# What to produce
Tally the lines in the listing below that include "Password". Answer with the count and nothing more.

++++ Provided records

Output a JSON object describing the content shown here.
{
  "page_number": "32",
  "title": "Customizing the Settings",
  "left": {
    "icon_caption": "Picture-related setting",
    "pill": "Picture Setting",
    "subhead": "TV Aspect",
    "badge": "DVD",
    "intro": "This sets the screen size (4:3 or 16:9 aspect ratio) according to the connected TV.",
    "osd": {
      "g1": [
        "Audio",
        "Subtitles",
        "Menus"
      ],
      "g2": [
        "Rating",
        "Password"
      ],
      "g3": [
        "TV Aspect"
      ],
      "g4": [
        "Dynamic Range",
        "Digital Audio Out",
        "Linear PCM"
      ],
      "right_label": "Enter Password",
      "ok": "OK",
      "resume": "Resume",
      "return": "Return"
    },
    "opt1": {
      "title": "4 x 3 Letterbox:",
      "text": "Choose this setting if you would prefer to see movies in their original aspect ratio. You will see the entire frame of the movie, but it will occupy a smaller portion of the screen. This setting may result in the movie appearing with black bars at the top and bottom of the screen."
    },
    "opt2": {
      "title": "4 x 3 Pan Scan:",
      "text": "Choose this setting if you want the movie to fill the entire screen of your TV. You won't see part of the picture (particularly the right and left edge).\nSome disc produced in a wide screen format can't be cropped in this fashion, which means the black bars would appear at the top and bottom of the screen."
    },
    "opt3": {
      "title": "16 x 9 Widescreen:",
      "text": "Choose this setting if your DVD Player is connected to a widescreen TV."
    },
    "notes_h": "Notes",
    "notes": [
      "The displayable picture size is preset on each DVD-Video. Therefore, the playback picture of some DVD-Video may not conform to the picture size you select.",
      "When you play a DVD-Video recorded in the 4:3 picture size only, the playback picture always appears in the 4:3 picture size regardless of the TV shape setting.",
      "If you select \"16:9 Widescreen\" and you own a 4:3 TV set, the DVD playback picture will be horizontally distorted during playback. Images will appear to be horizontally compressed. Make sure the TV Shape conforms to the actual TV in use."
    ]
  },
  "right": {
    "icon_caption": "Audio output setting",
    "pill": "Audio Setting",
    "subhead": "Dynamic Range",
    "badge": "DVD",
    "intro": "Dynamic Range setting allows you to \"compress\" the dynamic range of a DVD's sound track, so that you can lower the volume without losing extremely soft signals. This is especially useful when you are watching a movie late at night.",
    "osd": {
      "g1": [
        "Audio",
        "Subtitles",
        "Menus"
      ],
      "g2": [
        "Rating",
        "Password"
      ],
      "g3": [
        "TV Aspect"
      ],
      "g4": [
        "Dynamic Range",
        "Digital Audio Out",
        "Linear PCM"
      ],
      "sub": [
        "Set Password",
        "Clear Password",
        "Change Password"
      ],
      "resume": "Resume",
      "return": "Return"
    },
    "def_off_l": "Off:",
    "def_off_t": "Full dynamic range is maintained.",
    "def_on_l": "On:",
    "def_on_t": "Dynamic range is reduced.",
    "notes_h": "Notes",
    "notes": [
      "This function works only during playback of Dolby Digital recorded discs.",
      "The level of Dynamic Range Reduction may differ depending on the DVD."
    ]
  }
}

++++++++

# Exercise response
6